Segment Start: Working data
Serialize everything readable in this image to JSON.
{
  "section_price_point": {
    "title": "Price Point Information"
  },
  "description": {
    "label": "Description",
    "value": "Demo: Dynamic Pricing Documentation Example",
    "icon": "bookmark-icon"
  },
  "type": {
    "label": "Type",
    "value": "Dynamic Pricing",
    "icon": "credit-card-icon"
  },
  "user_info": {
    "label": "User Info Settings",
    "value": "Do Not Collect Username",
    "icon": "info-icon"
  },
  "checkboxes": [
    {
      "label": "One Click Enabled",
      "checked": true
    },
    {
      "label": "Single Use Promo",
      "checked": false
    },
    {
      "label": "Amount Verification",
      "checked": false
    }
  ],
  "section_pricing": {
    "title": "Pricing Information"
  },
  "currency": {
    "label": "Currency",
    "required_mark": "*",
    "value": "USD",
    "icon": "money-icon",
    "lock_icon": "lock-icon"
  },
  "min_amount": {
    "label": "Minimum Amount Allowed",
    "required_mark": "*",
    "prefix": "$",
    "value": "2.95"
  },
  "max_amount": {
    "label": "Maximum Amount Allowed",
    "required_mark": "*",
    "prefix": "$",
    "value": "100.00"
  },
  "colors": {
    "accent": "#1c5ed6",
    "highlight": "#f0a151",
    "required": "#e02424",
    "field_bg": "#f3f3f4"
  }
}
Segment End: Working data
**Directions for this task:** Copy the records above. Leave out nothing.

**Task result:**
Serialize everything readable in this image to JSON.
{
  "section_price_point": {
    "title": "Price Point Information"
  },
  "description": {
    "label": "Description",
    "value": "Demo: Dynamic Pricing Documentation Example",
    "icon": "bookmark-icon"
  },
  "type": {
    "label": "Type",
    "value": "Dynamic Pricing",
    "icon": "credit-card-icon"
  },
  "user_info": {
    "label": "User Info Settings",
    "value": "Do Not Collect Username",
    "icon": "info-icon"
  },
  "checkboxes": [
    {
      "label": "One Click Enabled",
      "checked": true
    },
    {
      "label": "Single Use Promo",
      "checked": false
    },
    {
      "label": "Amount Verification",
      "checked": false
    }
  ],
  "section_pricing": {
    "title": "Pricing Information"
  },
  "currency": {
    "label": "Currency",
    "required_mark": "*",
    "value": "USD",
    "icon": "money-icon",
    "lock_icon": "lock-icon"
  },
  "min_amount": {
    "label": "Minimum Amount Allowed",
    "required_mark": "*",
    "prefix": "$",
    "value": "2.95"
  },
  "max_amount": {
    "label": "Maximum Amount Allowed",
    "required_mark": "*",
    "prefix": "$",
    "value": "100.00"
  },
  "colors": {
    "accent": "#1c5ed6",
    "highlight": "#f0a151",
    "required": "#e02424",
    "field_bg": "#f3f3f4"
  }
}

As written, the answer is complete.